The show infamously followed the lives of pageant families as the child prepares for and competes in a pageant, usually one classified as “glitz.” The series contained no shortage of temper tantrums, screaming mothers and expletives. The behavior has drawn harsh criticisms of glitz pageants and calls into question the negative long-term effects on the young contestants. (Read: Pageant Question Of The Day: Child Pageants)
Honey Boo Boo did not help much, either…
With that said, the question of the decency of this sport comes into play. Do these elaborate shows demoralize young girls and teach them false realities?
Are Glitz Pageants Unhealthy?
I will never forget my first encounter with the glitz world. I was going to watch my former sister queen compete when I stumbled upon a room of extremely glamorous, yet vertically challenged women. I thought it was odd but dismissed it.
Then it was show time. The same divas I saw in the dressing room appeared on stage. Suddenly, over the loudspeaker, I heard, “Angelina is five years old and has brown hair and blue eyes. Her favorite things to do are playing with Barbie’s and teaching her little brother to read.”
I could not believe it. This woman could not possibly be five years old.
This is the world of glitz pageants. Contestants, starting as young as a few months, go all out with levels of fake eyelashes, spray tans and flippers seen at an international Miss pageant. Parents can spend upwards of $2,000 on a fully rhinestone-encrusted cupcake dress. The contestants hit the stage with elaborate routines all in hopes of winning a title.
People Magazine famously tackled the topic with its cover story in 2011. To this day, the article still gets buzz.

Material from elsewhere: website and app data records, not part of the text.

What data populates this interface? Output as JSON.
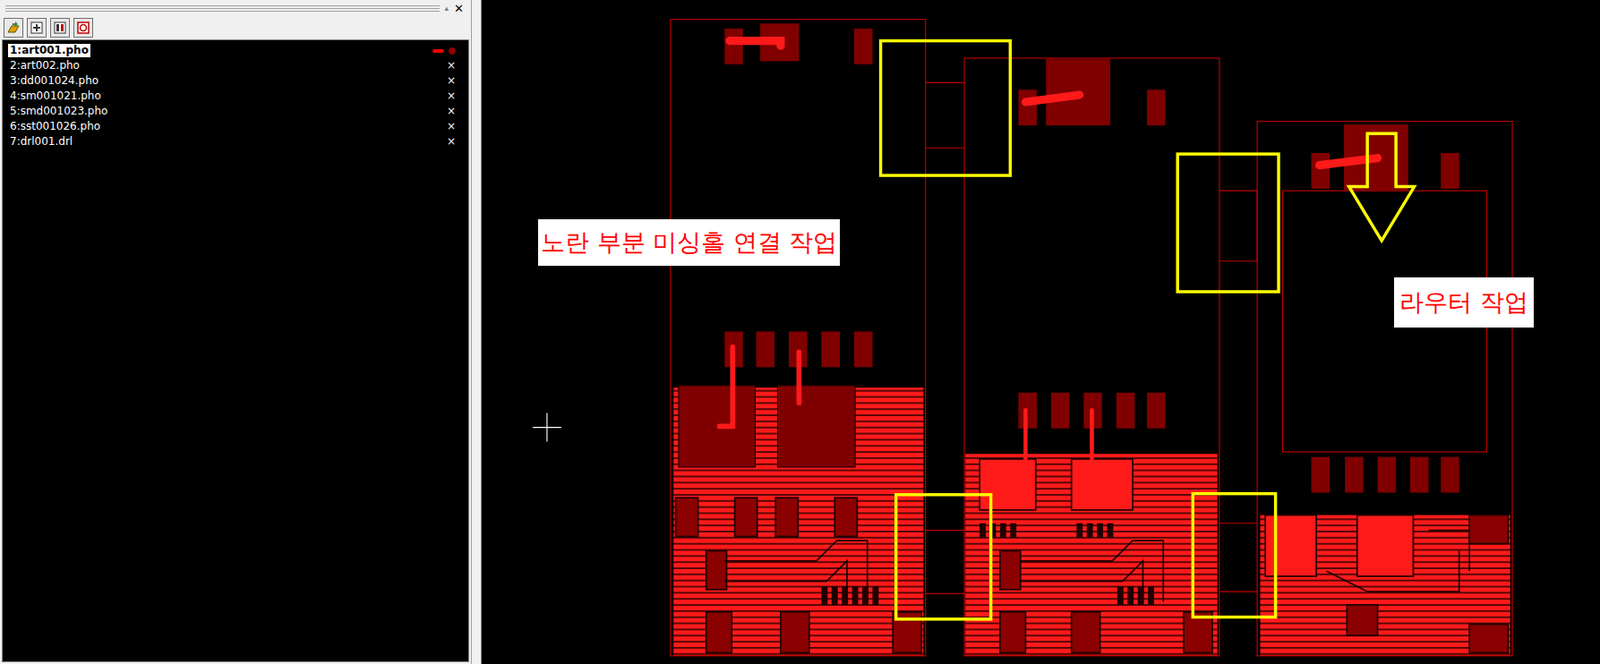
{
  "panel": {
    "scroll_glyph": "▴",
    "close_glyph": "✕",
    "hidden_glyph": "×"
  },
  "layers": [
    {
      "label": "1:art001.pho",
      "selected": true,
      "visible": true,
      "color": "#ff0000"
    },
    {
      "label": "2:art002.pho",
      "selected": false,
      "visible": false,
      "color": "#ffffff"
    },
    {
      "label": "3:dd001024.pho",
      "selected": false,
      "visible": false,
      "color": "#ffffff"
    },
    {
      "label": "4:sm001021.pho",
      "selected": false,
      "visible": false,
      "color": "#ffffff"
    },
    {
      "label": "5:smd001023.pho",
      "selected": false,
      "visible": false,
      "color": "#ffffff"
    },
    {
      "label": "6:sst001026.pho",
      "selected": false,
      "visible": false,
      "color": "#ffffff"
    },
    {
      "label": "7:drl001.drl",
      "selected": false,
      "visible": false,
      "color": "#ffffff"
    }
  ],
  "annotations": [
    {
      "text": "노란 부분 미싱홀 연결 작업"
    },
    {
      "text": "라우터 작업"
    }
  ]
}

The piece questioned the morality of the sport, the participants and their intense mothers.
People from all over the country weighed in. Those who had been exposed to the beauty pageant world vouched for its ability to increase confidence and stage presence. Others thought it was distasteful to allow young girls to parade around in revealing outfits.
“Little girls are supposed to play with dolls, not be dolls,” said New York-based licensed clinical social worker Mark Sichel in the article.

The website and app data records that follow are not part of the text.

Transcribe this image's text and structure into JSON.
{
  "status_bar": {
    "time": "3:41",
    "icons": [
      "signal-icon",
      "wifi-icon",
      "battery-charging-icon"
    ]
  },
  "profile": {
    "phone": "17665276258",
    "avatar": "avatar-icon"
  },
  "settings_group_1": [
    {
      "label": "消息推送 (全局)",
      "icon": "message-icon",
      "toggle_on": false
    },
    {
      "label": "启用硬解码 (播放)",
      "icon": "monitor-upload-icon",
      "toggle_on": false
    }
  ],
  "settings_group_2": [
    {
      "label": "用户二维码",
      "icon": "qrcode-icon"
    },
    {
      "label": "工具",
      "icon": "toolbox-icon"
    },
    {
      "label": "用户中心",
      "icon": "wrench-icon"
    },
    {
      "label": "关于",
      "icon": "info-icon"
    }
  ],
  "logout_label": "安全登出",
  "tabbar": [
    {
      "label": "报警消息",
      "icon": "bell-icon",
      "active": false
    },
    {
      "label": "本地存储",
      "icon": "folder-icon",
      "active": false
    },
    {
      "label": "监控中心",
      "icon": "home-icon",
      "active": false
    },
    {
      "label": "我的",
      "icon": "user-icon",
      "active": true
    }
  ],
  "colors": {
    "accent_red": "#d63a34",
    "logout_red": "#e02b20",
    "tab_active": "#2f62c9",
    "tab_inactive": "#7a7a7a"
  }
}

“These are just costumes. The kids are fully clothed. What girl doesn’t want to play with Mom and do dress-up?” said Annette Hill in the article. Hill is the director of Universal Royalty, a Texas-based “glitz pageant” that has been featured on “Toddlers and Tiaras.”
But there’s more…
What has always bothered me about this article is it fails to explain that glitz pageants are just one section of child beauty pageants. But what people need to realize in this debate is that glitz pageants are only one section of beauty pageants.
There are many systems, like National American Miss, that forbid makeup on younger contestants. Instead, NAM prides itself on the importance of community service as well as “celebrating America’s greatness and encouraging its future leaders.” The system also awards one million dollars in cash, scholarships and prizes each year.
Many respected national titleholders have emerged from the National American Miss Program, including Miss America 2015 Kira Kazantsev and her first runner-up Miss Virginia 2014, Courtney Garrett. Miss America is the largest provider of women’s scholarships in the world.
The answer is yes and no. It all comes down to the experience the child has. For example, a helicopter parent trying to live vicariously through their child is not healthy. Children are not meant to be put on diets to fit into a dress or have to practice routines every day until they are perfect. Kids are meant to be kids. (Read: How to Decide if Your Child Should Compete in a Pageant)
However, those who use glitz pageants for what they are, fun, and as an opportunity to bond and create new memories have nothing to worry about. As long as the child is happy and enjoying themselves, there is nothing wrong with playing dress-up and performing for an audience. (Read: How Young is Too Young for Beauty Pageants?)
This can be a hot-button issue for some people. Many are adamantly against everything glitz pageants are about while others embrace it. Where do you stand on the issue? Comment below!